*INPUT DATA:*
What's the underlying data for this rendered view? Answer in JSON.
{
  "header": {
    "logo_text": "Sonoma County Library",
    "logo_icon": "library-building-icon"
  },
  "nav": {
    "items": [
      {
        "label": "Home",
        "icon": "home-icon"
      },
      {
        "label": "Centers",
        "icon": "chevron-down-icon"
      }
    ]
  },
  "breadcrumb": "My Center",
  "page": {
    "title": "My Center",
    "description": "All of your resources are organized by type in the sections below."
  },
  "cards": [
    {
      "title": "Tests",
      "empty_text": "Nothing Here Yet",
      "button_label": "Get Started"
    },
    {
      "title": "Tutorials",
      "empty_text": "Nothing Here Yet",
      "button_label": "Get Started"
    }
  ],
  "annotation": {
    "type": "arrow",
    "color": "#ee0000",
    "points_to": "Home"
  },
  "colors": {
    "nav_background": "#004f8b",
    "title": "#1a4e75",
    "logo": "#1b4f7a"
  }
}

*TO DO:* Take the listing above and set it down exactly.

*SOLUTION TO THIS EXERCISE:*
What's the underlying data for this rendered view? Answer in JSON.
{
  "header": {
    "logo_text": "Sonoma County Library",
    "logo_icon": "library-building-icon"
  },
  "nav": {
    "items": [
      {
        "label": "Home",
        "icon": "home-icon"
      },
      {
        "label": "Centers",
        "icon": "chevron-down-icon"
      }
    ]
  },
  "breadcrumb": "My Center",
  "page": {
    "title": "My Center",
    "description": "All of your resources are organized by type in the sections below."
  },
  "cards": [
    {
      "title": "Tests",
      "empty_text": "Nothing Here Yet",
      "button_label": "Get Started"
    },
    {
      "title": "Tutorials",
      "empty_text": "Nothing Here Yet",
      "button_label": "Get Started"
    }
  ],
  "annotation": {
    "type": "arrow",
    "color": "#ee0000",
    "points_to": "Home"
  },
  "colors": {
    "nav_background": "#004f8b",
    "title": "#1a4e75",
    "logo": "#1b4f7a"
  }
}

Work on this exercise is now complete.